His central argument is best summarized in a few brief lines later in the book: 'Marijuana causes psychosis. Psychosis causes violence. The obvious implication is that marijuana causes violence' ... But as I read Berenson’s book, it was impossible to escape that, while a compelling read written by an experienced journalist, it is essentially an exercise in cherry-picking data and presenting correlation as causation ... the further I got into the book, the more it seemed like Berenson was imitating the strategy he’d meant to mock. Tell Your Children is Reefer Madness 2.0 ... Campos cautioned that he’s only read two photocopied pages from Berenson’s book in which he’s cited. But based on that, he said that Berenson 'pretty badly misrepresented' his argument ... On violence, Berenson’s case is even thinner, with large swaths of the book dedicated to anecdotes of people committing violent crimes, potentially while under the influence of marijuana ... Berenson brings up case after case of a brutal crime, then argues that the attacker had a history of marijuana use or used cannabis shortly before the attack. There’s no evidence marijuana caused the attack ... there are ways to write about all these issues while still capturing the nuance and detail they require ... I do not recommend Berenson’s book.

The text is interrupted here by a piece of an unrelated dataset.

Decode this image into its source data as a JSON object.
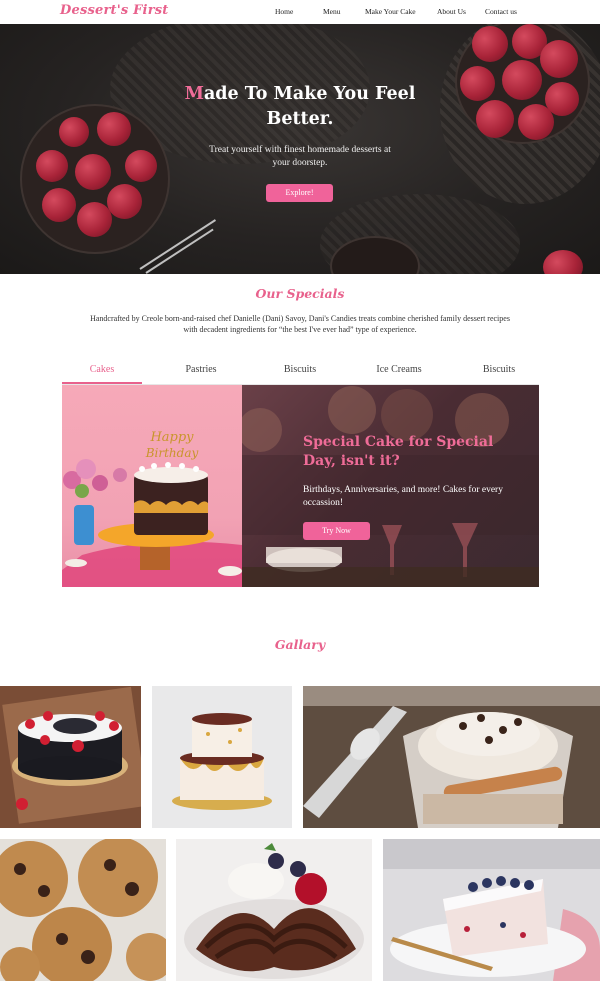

Berenson was not an expert on marijuana, mental health, or violent crime prior to writing this book. And based on the finished result, it doesn’t seem like he’s become one now, either ... Berenson serves as a guide, a man whose path of discovery is meant to mirror the reader’s own, and he paints the consequences of full-blown legalization in broad, angry strokes ... Much of Berenson’s prose is so heavy-handed that the book’s final lines could only register as absurd on a first read ... Though it’s clear that Berenson has poured an immense amount of time and energy into researching his book, when it comes to marijuana itself, he still makes some pretty basic mistakes ... Berenson relies heavily on selective anecdotal evidence ... The limits of Berenson’s own perspective occasionally reveal themselves, such as when he minimizes the impact that marijuana policing has had on people of color ... In the end, it’s not just that many of Berenson’s claims are demonstrably false (indeed, a number of people have taken to Twitter to debunk them for free). It’s that virtually none of the publications who decided to give him a platform took the time to check him on his assertions.
Mr. Berenson offers other studies and interviews with doctors and scientists and he makes a strong case of the linkage of marijuana and mental illness. He also interviews some of the movers and shakers behind the movement that want to legalize marijuana nationwide ... Tell Your Children is an interesting book that should be read by all concerned and not written off as merely anti-pot propaganda.
A novelist and former New York Times/em> reporter, Berenson (The Deceivers) brings strong persuasive skills, acknowledgment his cause may be lost, and frustrated desperation to this antimarijuana manifesto ... he aims to refute a widespread image of marijuana as an enjoyable, mellow, and harmless mild intoxicant. Those who favor legalization are likely to remain unmoved, but Berenson is certainly meticulous and coherent about making his case, and his well-written treatise never descends into Reefer Madness–like hysteria.